=== Task item ===
Using the data below, copy every line that contains the word "insert".
Start of Provided data
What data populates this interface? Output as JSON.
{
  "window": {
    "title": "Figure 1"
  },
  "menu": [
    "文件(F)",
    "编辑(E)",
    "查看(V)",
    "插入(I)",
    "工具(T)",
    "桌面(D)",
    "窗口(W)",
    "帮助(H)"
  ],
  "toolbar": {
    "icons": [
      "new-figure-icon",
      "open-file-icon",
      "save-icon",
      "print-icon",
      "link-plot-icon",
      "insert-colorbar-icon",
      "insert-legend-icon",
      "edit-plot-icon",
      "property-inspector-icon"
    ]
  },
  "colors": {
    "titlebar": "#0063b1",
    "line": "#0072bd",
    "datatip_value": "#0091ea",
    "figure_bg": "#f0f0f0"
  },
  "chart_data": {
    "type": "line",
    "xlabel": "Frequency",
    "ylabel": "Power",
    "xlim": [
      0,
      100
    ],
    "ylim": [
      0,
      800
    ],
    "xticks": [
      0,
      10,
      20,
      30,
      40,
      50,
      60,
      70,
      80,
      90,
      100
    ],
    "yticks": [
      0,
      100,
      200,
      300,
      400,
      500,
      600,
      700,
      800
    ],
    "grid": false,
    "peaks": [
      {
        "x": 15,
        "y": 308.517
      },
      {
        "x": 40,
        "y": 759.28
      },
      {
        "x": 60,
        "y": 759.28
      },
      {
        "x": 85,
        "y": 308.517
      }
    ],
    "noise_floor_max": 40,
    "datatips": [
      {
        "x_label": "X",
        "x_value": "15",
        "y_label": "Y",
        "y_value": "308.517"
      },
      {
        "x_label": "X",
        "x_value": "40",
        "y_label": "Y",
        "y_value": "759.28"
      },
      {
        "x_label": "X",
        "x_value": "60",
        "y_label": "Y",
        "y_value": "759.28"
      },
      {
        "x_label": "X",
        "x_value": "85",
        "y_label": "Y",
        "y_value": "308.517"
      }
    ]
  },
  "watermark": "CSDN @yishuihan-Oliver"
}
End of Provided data
=== Exercise answer ===
      "insert-colorbar-icon",
      "insert-legend-icon",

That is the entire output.